The woman near the door had an oval face with bright eyes. She had a large smoothie in her hand.

“Twenty years ago tonight,” said the woman, “we were married. Do you know we went out only a few times before he asked me to marry him? I told him he was crazy.  I told him no. But my mother –“ she rolled her eyes at this “—my mother said, ‘Oh, he knows what he’s doing.’ ‘No, he’s an impetuous young man,’ I said to her. She wouldn’t budge. Then we were married. The pants for his tuxedo were too big. They almost fell down during the ceremony.”

“We agreed that night we would meet here again in twenty years. We thought that in twenty years we would know what kind of marriage we had, and what future waited for us.”

“It sounds interesting,” said the writer. “A long time between meetings, it seems. Have you heard from your friend since then?”

“All too much it feels, some days,” she said. “Lately, it’s been Dad Jokes. They get worse every day. Today’s joke? ‘You’ve heard of Murphy’s Law,’ he said, with that stupid grin on his face. ‘Yes,’ we said. ‘Have you heard of Cole’s law?’ And the stupid grin gets wider. ‘Oh, that took me a second,’ our oldest said. Isn’t that terrible?”

The woman sipped at her smoothie.

“Three minutes before ten,” she said. “It was ten that night when we said we’d meet here at the door to this house.”

“You’ve been successful?” the writer asked.

“I believe we have,” she said. “I hope he says the same. He was a slow mover. Homebody. I’ve had to fight for my success. He said he was the kind of man who didn’t change much.
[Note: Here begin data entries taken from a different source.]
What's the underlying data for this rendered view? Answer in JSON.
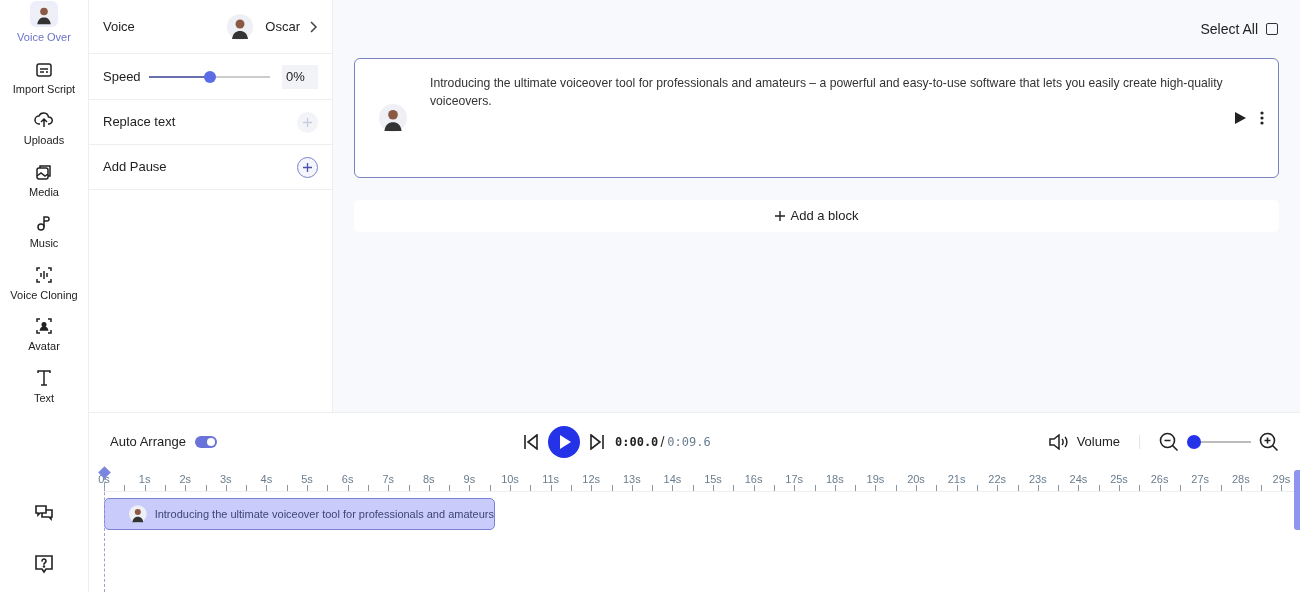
{
  "nav": [
    {
      "label": "Voice Over",
      "selected": true
    },
    {
      "label": "Import Script",
      "selected": false
    },
    {
      "label": "Uploads",
      "selected": false
    },
    {
      "label": "Media",
      "selected": false
    },
    {
      "label": "Music",
      "selected": false
    },
    {
      "label": "Voice Cloning",
      "selected": false
    },
    {
      "label": "Avatar",
      "selected": false
    },
    {
      "label": "Text",
      "selected": false
    }
  ],
  "settings": {
    "voice": {
      "label": "Voice",
      "value": "Oscar"
    },
    "speed": {
      "label": "Speed",
      "level": 0.5,
      "reading": "0%"
    },
    "options": [
      {
        "label": "Replace text",
        "disabled": true
      },
      {
        "label": "Add Pause",
        "disabled": false
      }
    ]
  },
  "select_all": {
    "label": "Select All",
    "checked": false
  },
  "blocks": [
    {
      "text": "Introducing the ultimate voiceover tool for professionals and amateurs – a powerful and easy-to-use software that lets you easily create high-quality voiceovers.",
      "selected": true
    }
  ],
  "add_block": {
    "label": "Add a block"
  },
  "timeline": {
    "auto_arrange": {
      "label": "Auto Arrange",
      "on": true
    },
    "current_time": "0:00.0",
    "total_time": "0:09.6",
    "volume": {
      "label": "Volume"
    },
    "zoom": {
      "level": 0
    },
    "ruler": [
      "0s",
      "1s",
      "2s",
      "3s",
      "4s",
      "5s",
      "6s",
      "7s",
      "8s",
      "9s",
      "10s",
      "11s",
      "12s",
      "13s",
      "14s",
      "15s",
      "16s",
      "17s",
      "18s",
      "19s",
      "20s",
      "21s",
      "22s",
      "23s",
      "24s",
      "25s",
      "26s",
      "27s",
      "28s",
      "29s"
    ],
    "clips": [
      {
        "text": "Introducing the ultimate voiceover tool for professionals and amateurs"
      }
    ]
  }
}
But he changed.  In life, you learn how to fight for what you get.”

The writer took a step or two.

“I’ll go on my way,” he said. “I hope your friend comes all right. If he isn’t here at ten, are you going to leave?”

“I am not!” said the other. “I’ll wait half an hour, at least. If he is alive on Earth, he’ll be here by that time. Good night.”
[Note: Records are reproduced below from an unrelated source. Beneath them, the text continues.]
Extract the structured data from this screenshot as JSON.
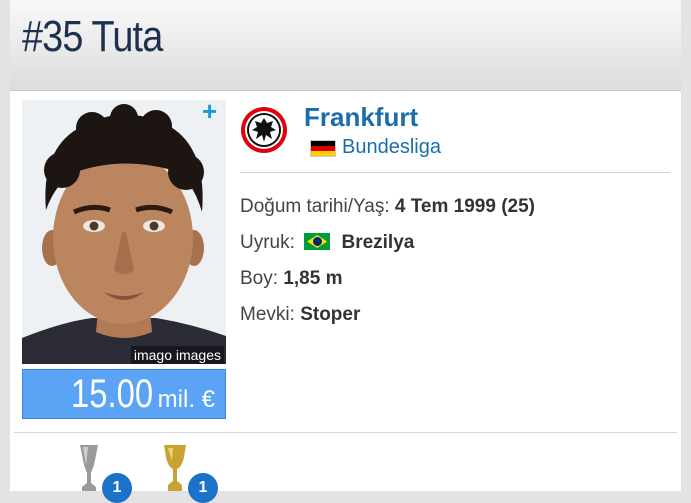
{
  "header": {
    "title": "#35 Tuta"
  },
  "player": {
    "photo_credit": "imago images",
    "market_value_number": "15.00",
    "market_value_unit": "mil. €"
  },
  "club": {
    "name": "Frankfurt",
    "league": "Bundesliga",
    "league_flag": "germany-flag"
  },
  "info": {
    "birth": {
      "label": "Doğum tarihi/Yaş:",
      "value": "4 Tem 1999 (25)"
    },
    "nationality": {
      "label": "Uyruk:",
      "value": "Brezilya",
      "flag": "brazil-flag"
    },
    "height": {
      "label": "Boy:",
      "value": "1,85 m"
    },
    "position": {
      "label": "Mevki:",
      "value": "Stoper"
    }
  },
  "trophies": [
    {
      "icon": "trophy-cup-icon",
      "count": "1"
    },
    {
      "icon": "trophy-gold-icon",
      "count": "1"
    }
  ],
  "colors": {
    "header_text": "#1d3050",
    "link": "#1b6ea8",
    "value_bg": "#5aa3f5",
    "badge": "#1a72c9"
  }
}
“Good night,” said the writer, and walked away, wondering at the doors as he went.
The smoke now hung more thickly in the air and a scud of clouds obscured some stars. Mr. Goof, the neighborhood cat, sauntered past. Down the street, a porch light went out. And at the door of the house stood the woman who had come a thousand miles to meet a friend. Such a meeting could not be certain. But she waited.

About twenty minutes she waited, and then a tall man in a long coat came hurrying across the street. He went directly to the waiting woman.

“Is that you, Michelle?” he asked.

“Is that you, Brian?” cried the woman at the door.

The man took the woman’s hands in his. “It’s Michele! It surely is! I was certain I would find you here if you were still alive. Twenty years is a long time. And it’s funny we agreed to meet at this house, where we live now. Who knew back then we’d own this place? But up the street, there’s a restaurant,” he said. “We could go there. A twentieth wedding anniversary calls for china – I can at least buy you Chinese food.”

“That sounds wonderful,” Michelle said. “I’m hungry.”

“Oh really?” Brian asked with that dumb grin on his face. “Hi, Hungry. I’m Brian.”

She hit him with her empty smoothie cup.

Happy 20th Anniversary, dear. I promise to cool it with the Dad jokes.